My artistic journey has encompassed painting, ceramics, and concrete, however the common thread running through it all has been my desire to use my art for joy and healing.
My first healthcare project was 20 years ago when Children’s Hospital of the King’s Daughters was building a new state-of-the-art facility. The building designers sought local artists to work on paintings and sculptures. I was a painter and illustrator in those days and I specialized in whimsical, colorful artwork which was appropriate for a children’s hospital.
For this project I was given three moveable canvases that would be placed wherever they were needed. I painted the kinds of images that I would want to look at if I were bedridden. The canvases featured birds, children flying in hot air balloons, and even a puppet theater.
In 2005 I was approached by Barbara Harriman, a healthcare art consultant and President and Creative Director of Distinctive Art Source who found my website. She thought the peaceful, nature-oriented themes of my sculptures would be a good fit for the new Heart Wing at Sentara Virginia Beach General Hospital. So, I began working on a six foot mural for the lobby.
Relying on the strong connection between water images, nature themes and healing art, I sculpted a ceramic relief mural depicting a peaceful scene of a girl sitting by a shoreline beneath a tree. She is playing the lute while her dog is playing in the sand beside her.
A year later, the doctors of the hospital commissioned me to sculpt a ceramic relief wall sculpture as their way of saying “thank you” to the nurses for their service. The colorful 3’ x 2’ mural was hung on the side of a busy corridor that was used by many nurses.
In 2009 I was given the most exciting project of all. I was commissioned to create all the artwork for the waiting room of the hospital’s new Emergency Room. Theresa Ceniccola and Barbara Harriman gave me freedom to let my imagination run wild. This project was close to what I feel my calling is an artist is — to create Art for healing.
With this commission I wanted the artwork to offer relief from patients’ physical pain and negative emotions. The centerpiece of the room is an 18-foot long four-part ceramic relief coral reef sculpture. I populated it with colorful fish and all kinds of coral, shells and sea creatures. I also created many smaller murals and side pieces for the emergency room, including an assortment of fish, swimming above the nursing station, shells, sea fans and a small mural of a blue crab.
I’ve heard many times from people who have visited the emergency room that it was comforting to have something beautiful to look at while they were either waiting for treatment, or waiting with someone else.
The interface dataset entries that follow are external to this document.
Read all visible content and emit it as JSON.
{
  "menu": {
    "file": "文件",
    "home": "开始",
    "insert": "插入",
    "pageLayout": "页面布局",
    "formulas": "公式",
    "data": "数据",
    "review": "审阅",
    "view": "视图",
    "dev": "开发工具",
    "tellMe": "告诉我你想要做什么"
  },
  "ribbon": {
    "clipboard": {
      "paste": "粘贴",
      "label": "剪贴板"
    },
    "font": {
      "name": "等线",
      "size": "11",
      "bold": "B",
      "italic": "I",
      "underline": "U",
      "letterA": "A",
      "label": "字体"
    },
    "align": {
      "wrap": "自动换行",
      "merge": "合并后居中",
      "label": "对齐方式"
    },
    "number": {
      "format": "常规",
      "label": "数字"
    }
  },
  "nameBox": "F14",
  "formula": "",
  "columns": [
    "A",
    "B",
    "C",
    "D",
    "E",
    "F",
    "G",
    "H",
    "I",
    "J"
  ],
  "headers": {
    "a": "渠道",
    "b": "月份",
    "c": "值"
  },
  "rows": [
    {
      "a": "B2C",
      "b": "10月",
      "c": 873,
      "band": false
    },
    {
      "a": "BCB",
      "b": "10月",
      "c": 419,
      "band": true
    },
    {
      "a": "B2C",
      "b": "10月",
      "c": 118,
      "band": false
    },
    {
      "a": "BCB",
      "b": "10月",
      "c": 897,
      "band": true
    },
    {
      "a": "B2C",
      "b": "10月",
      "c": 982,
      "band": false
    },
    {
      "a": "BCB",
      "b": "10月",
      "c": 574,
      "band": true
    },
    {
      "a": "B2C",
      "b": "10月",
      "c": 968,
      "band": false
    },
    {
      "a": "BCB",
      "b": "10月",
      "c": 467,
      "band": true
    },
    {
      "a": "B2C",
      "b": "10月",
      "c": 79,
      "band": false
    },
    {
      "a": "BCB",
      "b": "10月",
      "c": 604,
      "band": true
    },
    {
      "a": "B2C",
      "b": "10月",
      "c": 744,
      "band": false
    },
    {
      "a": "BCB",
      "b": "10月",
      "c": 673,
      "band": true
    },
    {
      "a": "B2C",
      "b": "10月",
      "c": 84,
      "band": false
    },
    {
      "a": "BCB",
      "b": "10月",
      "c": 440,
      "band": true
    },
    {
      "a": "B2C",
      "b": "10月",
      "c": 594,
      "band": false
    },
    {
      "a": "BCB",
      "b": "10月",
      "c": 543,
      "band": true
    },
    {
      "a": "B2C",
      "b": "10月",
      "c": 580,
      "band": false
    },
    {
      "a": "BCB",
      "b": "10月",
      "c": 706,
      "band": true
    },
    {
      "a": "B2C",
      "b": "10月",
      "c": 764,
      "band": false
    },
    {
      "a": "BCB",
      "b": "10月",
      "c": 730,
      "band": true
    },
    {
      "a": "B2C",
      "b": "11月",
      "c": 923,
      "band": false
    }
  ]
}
Recently, I’ve focused my attention on creating faux bois garden furniture — hand sculpted functional sculptures that look like they were formed with branches and vines. I have a dream to create beautiful benches and seating areas for meditation or serenity gardens for hospitals.
The idea came to me when I was visiting my father, who was very sick in a hospital. He has since made a full recovery, but at the time things looked hopeless. I was certain that without a miracle, he was going to die. Filled with despair, I walked out into the hospital’s garden area so I could cry in private. Though the garden area was lovely, the benches were cold, lifeless, and made with boring steel. I thought — how wonderful it would be to sit on a bench designed to have the look and feel of Nature. It would not only be a sculptural accent for the garden, it would also give that extra nurturing and healing embrace to those who need it.
Read Diane Husson Creates Innovative “Faux Bois” Sculpture, an article on the Manhattan Arts International website.
Visit Diane Hutton’s website www.newrelics.com/